Psoriasis is a group of chronic skin disorders that cause itching and/or burning, scaling and crusting of the skin. Over seven million men and women in the U.S. of all ages have some form of psoriasis, which may be mild, moderate or severe. The most commonly affected areas are the scalp, elbows, knees, hands, feet and genitals.
Eczema is a term used to describe a group of inflamed skin conditions that result in chronic, relapsing and very itchy rashes. About 15 million people in the United States suffer from some form of eczema, including 10 to 20 percent of all infants. There is no known cause for the condition, but it appears to involve an overactive immune system in the presence of certain materials, and often occurs in people susceptible to allergies. Symptoms vary from person to person but often include dry, red, itchy patches on the skin, which, when scratched, tend to break out in rashes. Objects and conditions that trigger itchy eczema outbreaks may include rough or coarse materials touching the skin, excessive heat or sweating, soaps, detergents, disinfectants, fruit and meat juices, dust mites, animal saliva and danders, upper respiratory infections and stress. Avoidance of those triggers is the simplest way to minimize flare-ups.
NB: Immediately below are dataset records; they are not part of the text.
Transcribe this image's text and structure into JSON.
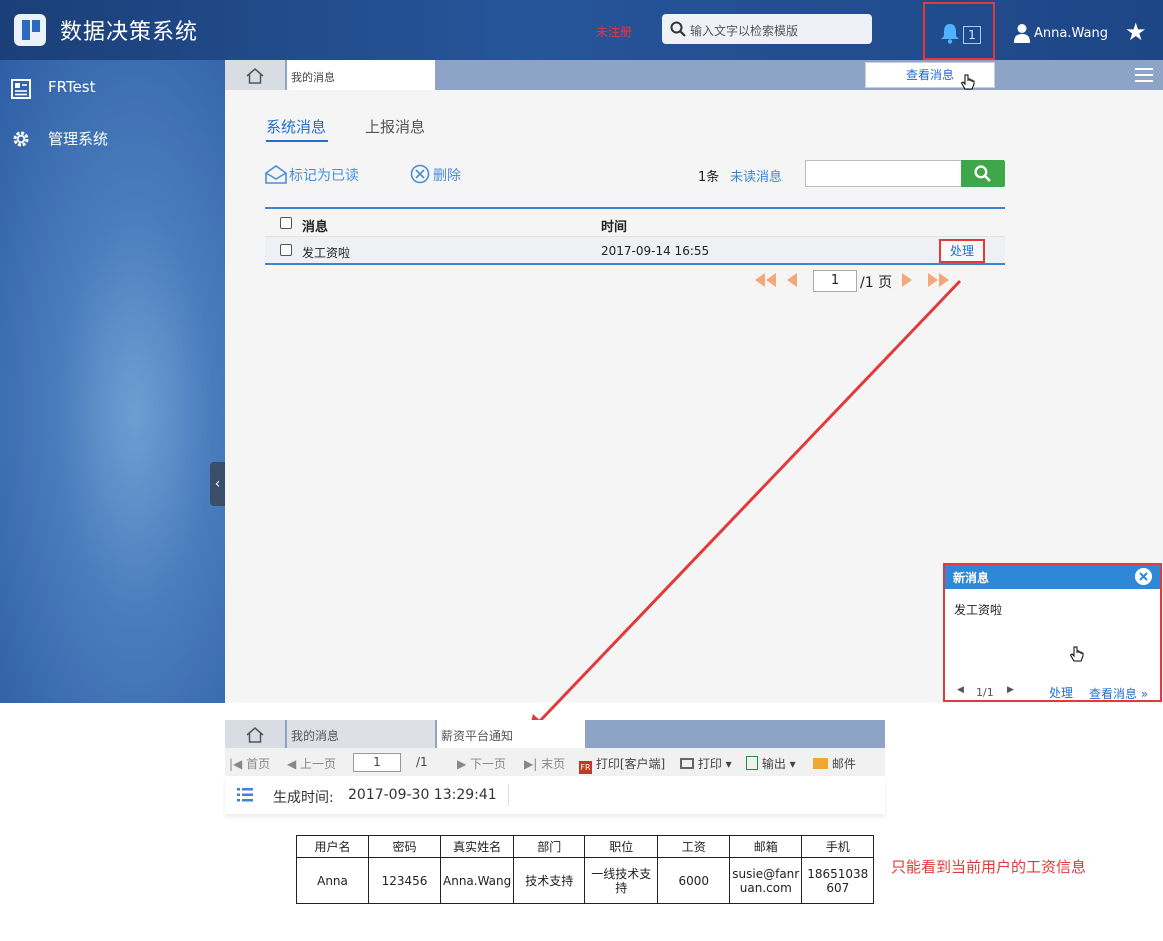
{
  "header": {
    "title": "数据决策系统",
    "unregistered": "未注册",
    "search_placeholder": "输入文字以检索模版",
    "notify_count": "1",
    "user": "Anna.Wang"
  },
  "sidebar": {
    "items": [
      {
        "label": "FRTest",
        "icon": "report-icon"
      },
      {
        "label": "管理系统",
        "icon": "gear-icon"
      }
    ]
  },
  "tabs": {
    "messages": "我的消息",
    "view_messages": "查看消息"
  },
  "messages": {
    "tab_system": "系统消息",
    "tab_report": "上报消息",
    "mark_read": "标记为已读",
    "delete": "删除",
    "count": "1条",
    "unread": "未读消息",
    "col_message": "消息",
    "col_time": "时间",
    "rows": [
      {
        "message": "发工资啦",
        "time": "2017-09-14 16:55",
        "action": "处理"
      }
    ],
    "pager": {
      "current": "1",
      "total": "/1 页"
    }
  },
  "notification": {
    "title": "新消息",
    "body": "发工资啦",
    "pager": "1/1",
    "process": "处理",
    "view": "查看消息 »"
  },
  "report": {
    "tabs": {
      "messages": "我的消息",
      "salary": "薪资平台通知"
    },
    "toolbar": {
      "first": "首页",
      "prev": "上一页",
      "page": "1",
      "total": "/1",
      "next": "下一页",
      "last": "末页",
      "print_client": "打印[客户端]",
      "print": "打印",
      "export": "输出",
      "mail": "邮件"
    },
    "generated_label": "生成时间:",
    "generated_value": "2017-09-30 13:29:41",
    "table": {
      "headers": [
        "用户名",
        "密码",
        "真实姓名",
        "部门",
        "职位",
        "工资",
        "邮箱",
        "手机"
      ],
      "row": [
        "Anna",
        "123456",
        "Anna.Wang",
        "技术支持",
        "一线技术支持",
        "6000",
        "susie@fanruan.com",
        "18651038607"
      ]
    }
  },
  "annotation": "只能看到当前用户的工资信息",
  "colors": {
    "accent": "#1e6fd0",
    "highlight": "#e23a3a",
    "header": "#27559a"
  }
}
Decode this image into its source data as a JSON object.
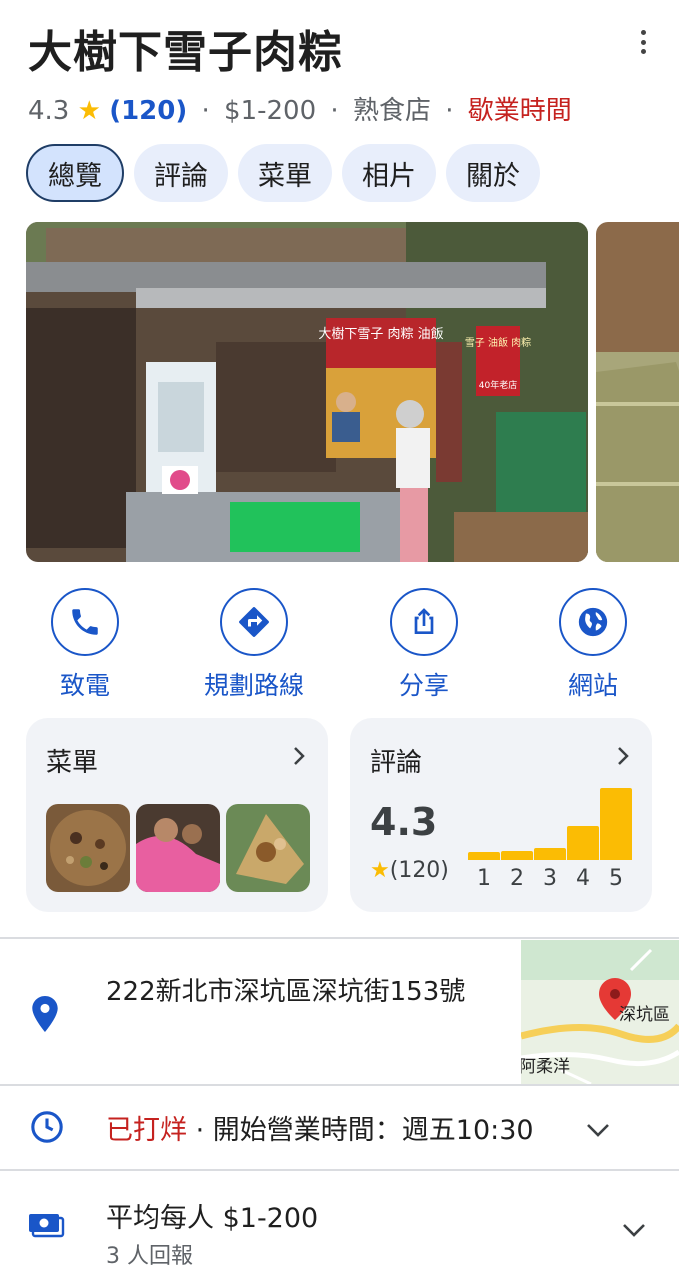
{
  "place": {
    "title": "大樹下雪子肉粽",
    "rating": "4.3",
    "star": "★",
    "review_count": "(120)",
    "price": "$1-200",
    "category": "熟食店",
    "status": "歇業時間",
    "separator": "·"
  },
  "tabs": [
    {
      "label": "總覽",
      "active": true
    },
    {
      "label": "評論",
      "active": false
    },
    {
      "label": "菜單",
      "active": false
    },
    {
      "label": "相片",
      "active": false
    },
    {
      "label": "關於",
      "active": false
    }
  ],
  "photo_signs": {
    "banner": "大樹下雪子 肉粽 油飯",
    "side_sign": "雪子 油飯 肉粽",
    "side_sign_sub": "40年老店"
  },
  "actions": [
    {
      "label": "致電",
      "icon": "phone-icon"
    },
    {
      "label": "規劃路線",
      "icon": "directions-icon"
    },
    {
      "label": "分享",
      "icon": "share-icon"
    },
    {
      "label": "網站",
      "icon": "globe-icon"
    }
  ],
  "menu_card": {
    "title": "菜單"
  },
  "reviews_card": {
    "title": "評論",
    "rating": "4.3",
    "star": "★",
    "count": "(120)",
    "distribution": {
      "labels": [
        "1",
        "2",
        "3",
        "4",
        "5"
      ],
      "values": [
        0.11,
        0.12,
        0.16,
        0.47,
        1.0
      ]
    }
  },
  "address": {
    "text": "222新北市深坑區深坑街153號"
  },
  "map": {
    "label_district": "深坑區",
    "label_area": "阿柔洋"
  },
  "hours": {
    "status": "已打烊",
    "separator": "·",
    "next": "開始營業時間：週五10:30"
  },
  "price_info": {
    "text": "平均每人 $1-200",
    "reports": "3 人回報"
  },
  "colors": {
    "accent": "#1a56c8",
    "closed_red": "#c5221f",
    "star": "#fbbc04",
    "card_bg": "#f1f3f7"
  }
}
Rosacea is a chronic skin disease that causes slight redness on various parts of the face and, less commonly, on the neck, scalp and chest. Rosacea is widely considered a cosmetic concern or a medical condition, unless it affects the eyes, in which case certain medicines are immediately employed. Rosacea can also cause other cosmetic ailments such as rhinophyma. It is commonly triggered by specific environmental and behavioral prompts.
Warts are skin growths caused by viruses. Different warts respond to different treatments. Some go away on their own. Salicylic acid products (in the form of drops, gels, pads and bandages) can help self-treatment of many warts by dissolving the keratin protein that makes up the wart and the dead skin above it. Others can be removed via liquid nitrogen freezing or electrical stimulation. Surgery may be recommended for painful or large warts that do not respond to these treatments.
Hyperhidrosis is a rare condition that causes excessive sweating on the hands, feet, armpits, face and genital area, or all over the entire body. The cause of this condition is unknown, although it often runs in families and begins during childhood.
Patients with hyperhidrosis may sweat all over their body or in certain areas. Their skin may become white and wrinkled or red and irritated as a result of the constant moisture, and may develop an odor as well. Living with hyperhidrosis often causes patients to feel embarrassed, awkward and self-conscious, especially during social situations.
Causes of Hyperhidrosis
Most cases of hyperhidrosis are caused by other factors (secondary hyperhidrosis), including:
In some cases, there may be no known cause for this condition, which is referred to as primary or focal hyperhidrosis. This condition tends to affect both sides of the body and can occur on the hands, feet, underarms, head and face.